Data about app and page elements:

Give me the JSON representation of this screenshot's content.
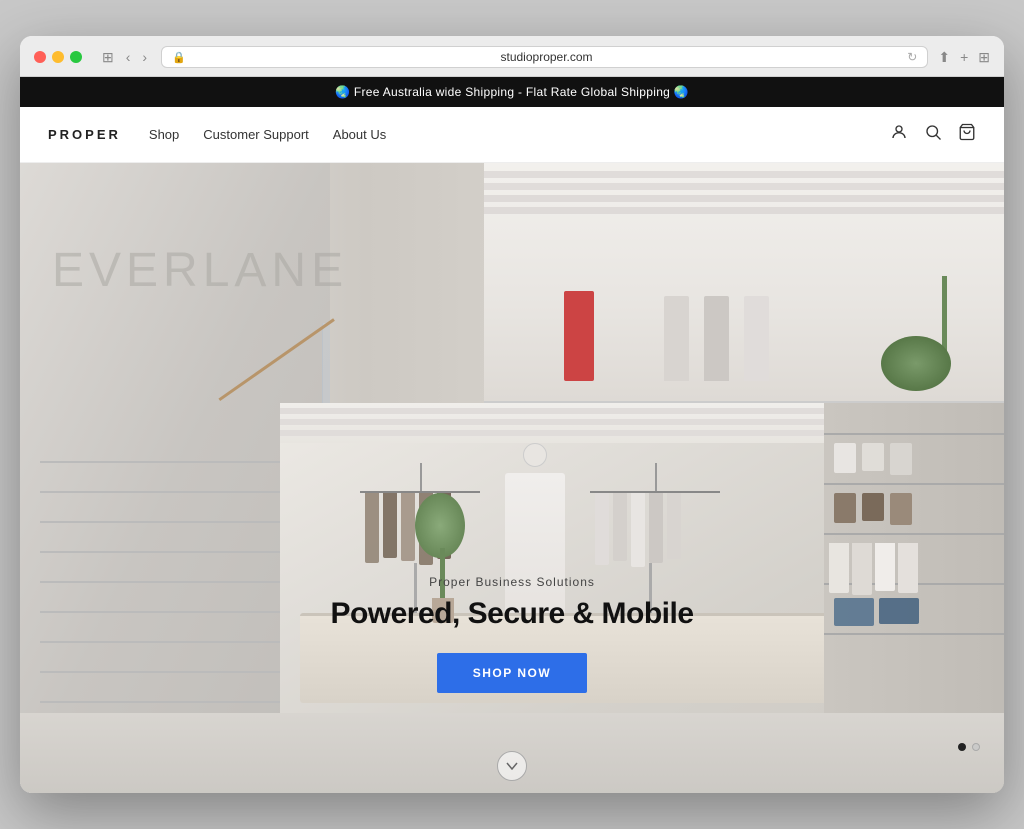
{
  "browser": {
    "url": "studioproper.com",
    "back_label": "‹",
    "forward_label": "›",
    "sidebar_label": "⊞"
  },
  "announcement": {
    "text": "🌏 Free Australia wide Shipping - Flat Rate Global Shipping 🌏"
  },
  "navbar": {
    "logo": "PROPER",
    "links": [
      {
        "label": "Shop"
      },
      {
        "label": "Customer Support"
      },
      {
        "label": "About Us"
      }
    ],
    "icons": {
      "account": "👤",
      "search": "🔍",
      "cart": "🛍"
    }
  },
  "hero": {
    "store_brand": "EVERLANE",
    "subtitle": "Proper Business Solutions",
    "title": "Powered, Secure & Mobile",
    "cta_label": "SHOP NOW",
    "dots": [
      {
        "active": true
      },
      {
        "active": false
      }
    ],
    "scroll_icon": "∨"
  }
}
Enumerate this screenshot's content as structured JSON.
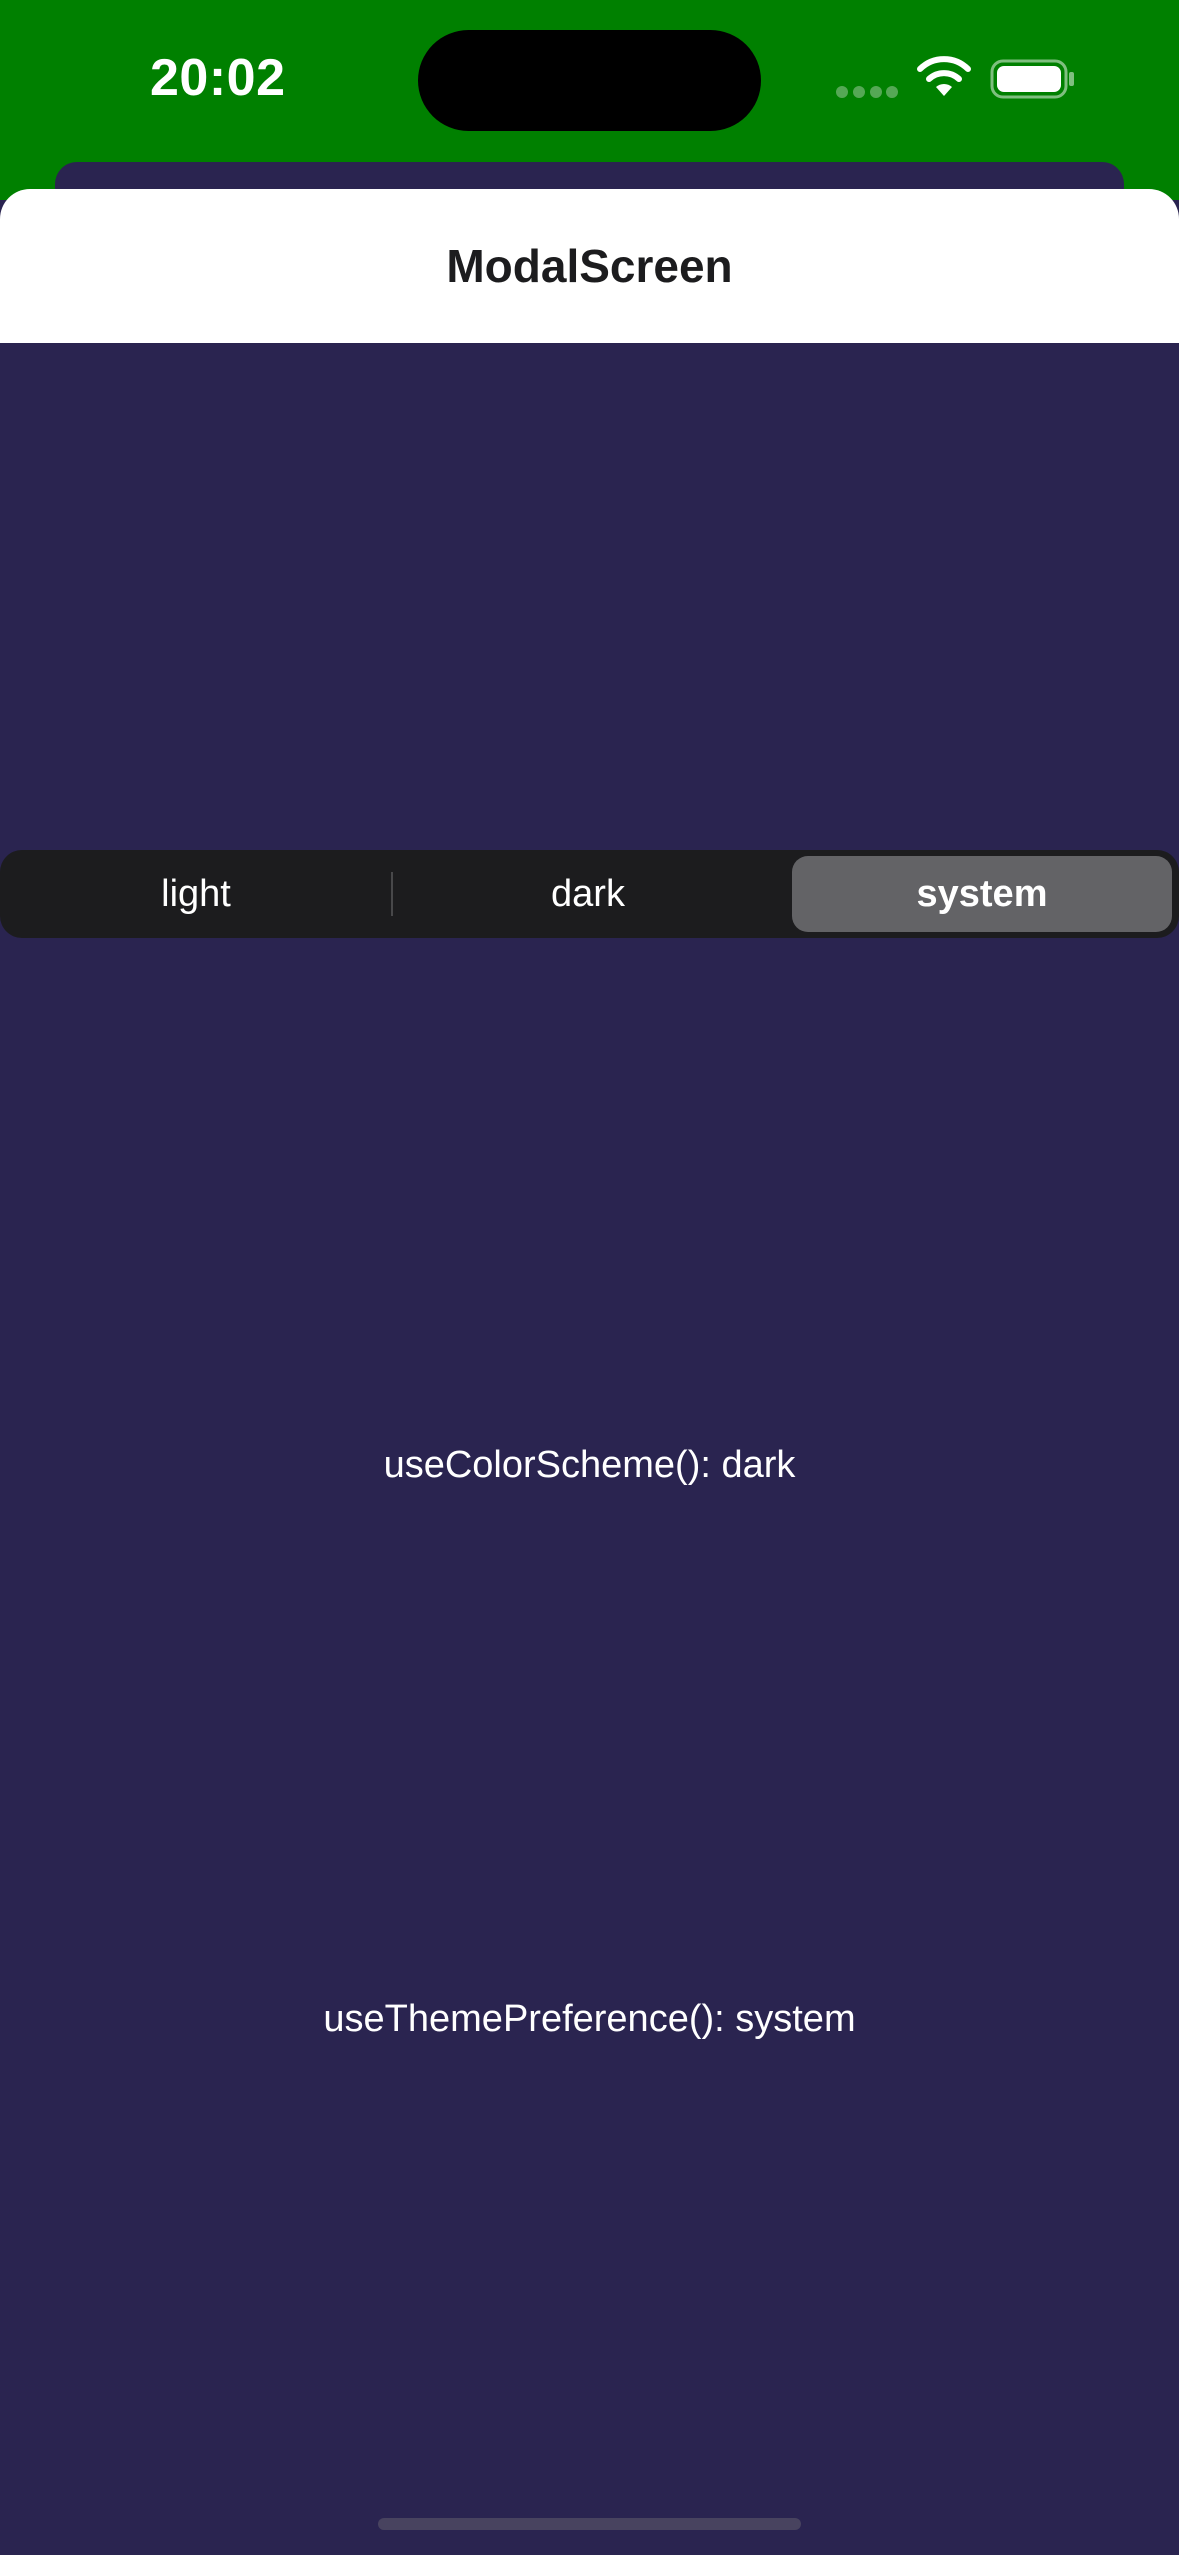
{
  "status_bar": {
    "time": "20:02",
    "background_color": "#008000"
  },
  "modal": {
    "title": "ModalScreen",
    "background_color": "#2a2450"
  },
  "theme_selector": {
    "options": [
      {
        "label": "light",
        "selected": false
      },
      {
        "label": "dark",
        "selected": false
      },
      {
        "label": "system",
        "selected": true
      }
    ]
  },
  "info": {
    "color_scheme": "useColorScheme(): dark",
    "theme_preference": "useThemePreference(): system"
  },
  "icons": {
    "signal": "cellular-signal-icon",
    "wifi": "wifi-icon",
    "battery": "battery-icon"
  }
}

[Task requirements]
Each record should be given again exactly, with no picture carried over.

[Output for this exercise]
Give me the JSON representation of this screenshot's content.
{
  "browser": {
    "url": "studioproper.com",
    "back_label": "‹",
    "forward_label": "›",
    "sidebar_label": "⊞"
  },
  "announcement": {
    "text": "🌏 Free Australia wide Shipping - Flat Rate Global Shipping 🌏"
  },
  "navbar": {
    "logo": "PROPER",
    "links": [
      {
        "label": "Shop"
      },
      {
        "label": "Customer Support"
      },
      {
        "label": "About Us"
      }
    ],
    "icons": {
      "account": "👤",
      "search": "🔍",
      "cart": "🛍"
    }
  },
  "hero": {
    "store_brand": "EVERLANE",
    "subtitle": "Proper Business Solutions",
    "title": "Powered, Secure & Mobile",
    "cta_label": "SHOP NOW",
    "dots": [
      {
        "active": true
      },
      {
        "active": false
      }
    ],
    "scroll_icon": "∨"
  }
}
Enumerate this screenshot's content as structured JSON.
{
  "status_bar": {
    "time": "20:02",
    "background_color": "#008000"
  },
  "modal": {
    "title": "ModalScreen",
    "background_color": "#2a2450"
  },
  "theme_selector": {
    "options": [
      {
        "label": "light",
        "selected": false
      },
      {
        "label": "dark",
        "selected": false
      },
      {
        "label": "system",
        "selected": true
      }
    ]
  },
  "info": {
    "color_scheme": "useColorScheme(): dark",
    "theme_preference": "useThemePreference(): system"
  },
  "icons": {
    "signal": "cellular-signal-icon",
    "wifi": "wifi-icon",
    "battery": "battery-icon"
  }
}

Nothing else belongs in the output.